───── Recorded data
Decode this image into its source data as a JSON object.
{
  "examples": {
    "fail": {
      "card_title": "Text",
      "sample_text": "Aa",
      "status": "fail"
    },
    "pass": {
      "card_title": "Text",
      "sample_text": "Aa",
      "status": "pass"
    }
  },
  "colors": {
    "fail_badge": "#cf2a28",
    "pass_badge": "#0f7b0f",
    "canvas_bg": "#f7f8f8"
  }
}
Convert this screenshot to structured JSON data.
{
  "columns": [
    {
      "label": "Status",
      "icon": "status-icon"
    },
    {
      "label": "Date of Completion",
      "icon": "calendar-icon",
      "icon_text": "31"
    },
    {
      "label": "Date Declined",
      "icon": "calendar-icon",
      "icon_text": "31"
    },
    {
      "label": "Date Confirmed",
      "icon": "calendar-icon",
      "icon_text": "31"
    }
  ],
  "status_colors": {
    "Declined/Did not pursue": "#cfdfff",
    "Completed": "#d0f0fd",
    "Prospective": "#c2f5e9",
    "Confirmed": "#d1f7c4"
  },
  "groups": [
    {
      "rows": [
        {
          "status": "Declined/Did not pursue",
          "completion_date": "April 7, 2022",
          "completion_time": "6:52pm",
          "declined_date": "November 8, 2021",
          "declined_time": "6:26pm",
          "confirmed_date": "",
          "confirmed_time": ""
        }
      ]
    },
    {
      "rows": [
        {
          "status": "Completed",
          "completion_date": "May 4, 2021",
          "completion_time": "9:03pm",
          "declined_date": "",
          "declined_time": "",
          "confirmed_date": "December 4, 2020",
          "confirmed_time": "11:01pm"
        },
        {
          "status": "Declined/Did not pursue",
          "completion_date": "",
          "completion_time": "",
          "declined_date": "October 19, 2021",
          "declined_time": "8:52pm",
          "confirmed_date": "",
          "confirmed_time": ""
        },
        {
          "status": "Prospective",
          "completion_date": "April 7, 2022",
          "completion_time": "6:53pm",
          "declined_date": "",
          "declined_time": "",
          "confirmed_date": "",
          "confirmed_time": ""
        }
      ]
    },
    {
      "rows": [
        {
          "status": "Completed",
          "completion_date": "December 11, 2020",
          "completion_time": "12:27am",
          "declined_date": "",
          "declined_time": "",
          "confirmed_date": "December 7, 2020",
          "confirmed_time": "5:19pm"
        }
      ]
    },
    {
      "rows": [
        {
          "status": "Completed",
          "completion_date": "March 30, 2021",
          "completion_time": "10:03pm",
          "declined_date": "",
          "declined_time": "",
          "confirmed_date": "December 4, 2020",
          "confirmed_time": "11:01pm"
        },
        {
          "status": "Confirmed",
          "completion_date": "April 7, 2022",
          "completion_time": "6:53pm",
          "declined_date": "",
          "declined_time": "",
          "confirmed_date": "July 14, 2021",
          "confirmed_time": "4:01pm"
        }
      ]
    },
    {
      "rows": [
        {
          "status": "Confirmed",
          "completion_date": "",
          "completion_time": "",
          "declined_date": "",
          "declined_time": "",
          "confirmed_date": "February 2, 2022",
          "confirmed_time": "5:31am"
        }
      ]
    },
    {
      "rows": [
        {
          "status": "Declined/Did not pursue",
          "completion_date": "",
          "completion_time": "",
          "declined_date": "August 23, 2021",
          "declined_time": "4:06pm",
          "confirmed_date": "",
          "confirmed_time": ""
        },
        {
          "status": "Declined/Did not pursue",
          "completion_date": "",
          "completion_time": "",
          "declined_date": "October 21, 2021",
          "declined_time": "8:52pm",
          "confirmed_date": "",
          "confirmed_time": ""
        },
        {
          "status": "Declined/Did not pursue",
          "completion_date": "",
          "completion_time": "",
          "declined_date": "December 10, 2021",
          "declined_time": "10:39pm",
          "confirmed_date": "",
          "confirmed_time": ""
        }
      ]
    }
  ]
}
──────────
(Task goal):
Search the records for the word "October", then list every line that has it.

(Problem solution):
          "declined_date": "October 19, 2021",
          "declined_date": "October 21, 2021",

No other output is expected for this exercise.